**Task**: Count the lines below containing "circle". Number only.

--*--

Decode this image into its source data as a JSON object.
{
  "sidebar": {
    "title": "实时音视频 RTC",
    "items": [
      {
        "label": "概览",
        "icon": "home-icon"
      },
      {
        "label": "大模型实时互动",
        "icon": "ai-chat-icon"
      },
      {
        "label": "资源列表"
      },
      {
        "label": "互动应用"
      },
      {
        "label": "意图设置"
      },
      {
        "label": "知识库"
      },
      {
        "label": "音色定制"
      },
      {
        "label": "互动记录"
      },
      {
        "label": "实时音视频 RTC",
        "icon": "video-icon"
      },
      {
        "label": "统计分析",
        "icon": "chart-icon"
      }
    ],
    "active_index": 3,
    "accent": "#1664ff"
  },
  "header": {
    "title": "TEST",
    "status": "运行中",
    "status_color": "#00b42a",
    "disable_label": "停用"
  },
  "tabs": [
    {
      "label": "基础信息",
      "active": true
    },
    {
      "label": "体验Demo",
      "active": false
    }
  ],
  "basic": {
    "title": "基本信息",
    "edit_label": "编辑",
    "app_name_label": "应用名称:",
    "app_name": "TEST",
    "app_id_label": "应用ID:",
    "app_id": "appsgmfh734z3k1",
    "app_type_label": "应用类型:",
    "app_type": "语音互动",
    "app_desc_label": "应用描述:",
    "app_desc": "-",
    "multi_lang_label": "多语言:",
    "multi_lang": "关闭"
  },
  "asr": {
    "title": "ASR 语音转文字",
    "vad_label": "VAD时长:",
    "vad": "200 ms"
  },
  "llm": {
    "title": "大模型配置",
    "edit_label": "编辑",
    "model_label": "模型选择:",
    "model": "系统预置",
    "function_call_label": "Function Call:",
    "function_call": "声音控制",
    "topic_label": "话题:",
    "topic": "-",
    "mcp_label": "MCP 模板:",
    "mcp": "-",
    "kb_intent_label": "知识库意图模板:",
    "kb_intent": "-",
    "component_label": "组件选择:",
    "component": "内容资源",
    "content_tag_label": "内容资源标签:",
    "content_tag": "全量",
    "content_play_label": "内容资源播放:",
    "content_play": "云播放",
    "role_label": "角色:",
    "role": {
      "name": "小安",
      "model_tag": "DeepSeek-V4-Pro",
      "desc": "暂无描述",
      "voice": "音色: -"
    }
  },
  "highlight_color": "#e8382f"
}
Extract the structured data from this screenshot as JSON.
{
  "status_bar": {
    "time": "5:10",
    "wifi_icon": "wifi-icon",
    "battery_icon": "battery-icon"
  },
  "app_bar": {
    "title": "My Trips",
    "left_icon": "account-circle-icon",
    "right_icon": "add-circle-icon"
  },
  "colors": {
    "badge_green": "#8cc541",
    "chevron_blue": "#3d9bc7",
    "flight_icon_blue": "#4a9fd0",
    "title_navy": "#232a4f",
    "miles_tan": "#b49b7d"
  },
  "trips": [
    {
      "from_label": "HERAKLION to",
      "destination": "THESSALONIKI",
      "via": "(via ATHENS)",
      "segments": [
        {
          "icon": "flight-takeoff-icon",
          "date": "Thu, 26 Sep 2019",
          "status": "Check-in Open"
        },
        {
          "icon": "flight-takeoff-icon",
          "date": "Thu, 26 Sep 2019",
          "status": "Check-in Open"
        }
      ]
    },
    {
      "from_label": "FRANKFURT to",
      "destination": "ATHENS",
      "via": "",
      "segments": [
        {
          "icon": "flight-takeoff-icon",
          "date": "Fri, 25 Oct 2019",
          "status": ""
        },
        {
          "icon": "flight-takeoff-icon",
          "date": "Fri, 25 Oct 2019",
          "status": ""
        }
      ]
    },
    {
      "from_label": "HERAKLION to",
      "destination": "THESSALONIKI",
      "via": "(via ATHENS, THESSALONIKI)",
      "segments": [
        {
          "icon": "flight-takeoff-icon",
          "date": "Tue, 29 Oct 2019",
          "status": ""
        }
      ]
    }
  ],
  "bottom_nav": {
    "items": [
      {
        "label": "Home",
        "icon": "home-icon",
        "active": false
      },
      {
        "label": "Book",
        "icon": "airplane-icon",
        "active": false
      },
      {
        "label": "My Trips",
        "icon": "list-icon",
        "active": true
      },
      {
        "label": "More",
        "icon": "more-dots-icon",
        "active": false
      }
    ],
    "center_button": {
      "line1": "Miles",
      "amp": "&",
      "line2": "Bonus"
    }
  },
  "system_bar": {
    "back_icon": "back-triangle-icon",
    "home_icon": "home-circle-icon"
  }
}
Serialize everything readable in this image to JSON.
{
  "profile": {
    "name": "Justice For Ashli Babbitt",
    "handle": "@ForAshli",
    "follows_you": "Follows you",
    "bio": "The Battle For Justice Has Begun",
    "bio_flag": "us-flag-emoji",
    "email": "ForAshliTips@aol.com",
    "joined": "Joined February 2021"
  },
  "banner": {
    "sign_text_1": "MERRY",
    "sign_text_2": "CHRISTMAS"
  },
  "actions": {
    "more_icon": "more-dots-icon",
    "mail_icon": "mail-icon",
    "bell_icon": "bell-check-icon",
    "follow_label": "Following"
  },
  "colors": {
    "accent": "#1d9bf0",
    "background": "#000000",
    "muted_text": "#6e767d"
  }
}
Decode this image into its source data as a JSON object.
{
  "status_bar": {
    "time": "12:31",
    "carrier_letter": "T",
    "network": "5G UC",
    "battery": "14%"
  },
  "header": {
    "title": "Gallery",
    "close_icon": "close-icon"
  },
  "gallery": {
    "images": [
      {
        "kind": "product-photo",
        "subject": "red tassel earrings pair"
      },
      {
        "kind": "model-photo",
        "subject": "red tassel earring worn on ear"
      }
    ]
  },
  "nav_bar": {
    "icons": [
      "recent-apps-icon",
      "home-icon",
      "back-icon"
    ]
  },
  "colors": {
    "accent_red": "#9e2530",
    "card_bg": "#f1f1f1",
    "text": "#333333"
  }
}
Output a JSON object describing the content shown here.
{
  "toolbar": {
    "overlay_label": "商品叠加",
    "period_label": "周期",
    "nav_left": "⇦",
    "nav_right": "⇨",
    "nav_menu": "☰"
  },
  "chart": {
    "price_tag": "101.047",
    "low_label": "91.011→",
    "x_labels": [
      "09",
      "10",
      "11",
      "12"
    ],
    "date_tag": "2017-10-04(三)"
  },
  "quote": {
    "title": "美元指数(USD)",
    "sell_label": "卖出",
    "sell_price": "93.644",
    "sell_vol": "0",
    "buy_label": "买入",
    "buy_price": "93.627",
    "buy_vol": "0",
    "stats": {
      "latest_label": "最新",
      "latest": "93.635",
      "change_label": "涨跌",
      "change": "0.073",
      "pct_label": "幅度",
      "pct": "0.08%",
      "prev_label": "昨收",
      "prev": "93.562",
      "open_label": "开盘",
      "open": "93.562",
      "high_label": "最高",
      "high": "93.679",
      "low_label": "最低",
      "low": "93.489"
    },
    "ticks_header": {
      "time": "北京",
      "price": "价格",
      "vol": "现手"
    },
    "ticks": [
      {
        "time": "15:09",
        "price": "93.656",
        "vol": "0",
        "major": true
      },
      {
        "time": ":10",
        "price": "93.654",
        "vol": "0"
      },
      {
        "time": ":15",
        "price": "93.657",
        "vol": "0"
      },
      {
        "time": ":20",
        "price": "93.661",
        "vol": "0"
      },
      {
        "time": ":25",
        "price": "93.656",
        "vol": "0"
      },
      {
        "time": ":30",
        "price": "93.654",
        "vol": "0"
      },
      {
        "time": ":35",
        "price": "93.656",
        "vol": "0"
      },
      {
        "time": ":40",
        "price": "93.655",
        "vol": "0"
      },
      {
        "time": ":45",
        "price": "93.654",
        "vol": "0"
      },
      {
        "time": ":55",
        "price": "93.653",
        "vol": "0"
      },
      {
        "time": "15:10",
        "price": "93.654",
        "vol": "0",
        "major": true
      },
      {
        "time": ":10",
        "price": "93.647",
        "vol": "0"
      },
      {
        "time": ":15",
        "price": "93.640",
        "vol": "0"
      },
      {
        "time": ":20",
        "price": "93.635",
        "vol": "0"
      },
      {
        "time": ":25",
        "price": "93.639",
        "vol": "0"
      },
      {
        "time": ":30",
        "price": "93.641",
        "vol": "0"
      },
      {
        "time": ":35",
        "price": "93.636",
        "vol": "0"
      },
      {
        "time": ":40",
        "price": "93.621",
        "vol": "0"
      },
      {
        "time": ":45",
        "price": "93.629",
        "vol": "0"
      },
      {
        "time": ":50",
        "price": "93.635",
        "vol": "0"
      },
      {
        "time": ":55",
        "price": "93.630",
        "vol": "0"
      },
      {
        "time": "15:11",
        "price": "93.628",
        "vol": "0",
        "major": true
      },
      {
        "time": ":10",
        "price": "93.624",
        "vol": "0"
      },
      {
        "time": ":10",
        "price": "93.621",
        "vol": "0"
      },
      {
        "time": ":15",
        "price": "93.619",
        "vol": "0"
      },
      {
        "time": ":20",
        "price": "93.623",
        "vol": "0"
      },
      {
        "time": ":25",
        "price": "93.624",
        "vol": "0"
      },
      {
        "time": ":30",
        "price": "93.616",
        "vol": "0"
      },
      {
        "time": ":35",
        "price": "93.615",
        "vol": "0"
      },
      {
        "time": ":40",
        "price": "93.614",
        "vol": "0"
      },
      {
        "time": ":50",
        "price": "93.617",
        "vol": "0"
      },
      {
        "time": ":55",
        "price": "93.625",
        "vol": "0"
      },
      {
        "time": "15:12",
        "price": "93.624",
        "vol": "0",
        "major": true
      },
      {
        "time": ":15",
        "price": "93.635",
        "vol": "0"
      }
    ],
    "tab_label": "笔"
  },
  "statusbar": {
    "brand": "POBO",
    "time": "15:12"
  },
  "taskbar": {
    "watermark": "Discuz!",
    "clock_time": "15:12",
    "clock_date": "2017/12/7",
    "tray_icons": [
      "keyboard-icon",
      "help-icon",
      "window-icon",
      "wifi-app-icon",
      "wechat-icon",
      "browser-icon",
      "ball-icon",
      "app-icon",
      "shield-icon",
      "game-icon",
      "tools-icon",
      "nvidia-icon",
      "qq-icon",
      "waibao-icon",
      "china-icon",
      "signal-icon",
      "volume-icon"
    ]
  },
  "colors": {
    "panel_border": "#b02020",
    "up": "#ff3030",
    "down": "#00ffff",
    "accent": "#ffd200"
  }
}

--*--

**Reply to the task**: 3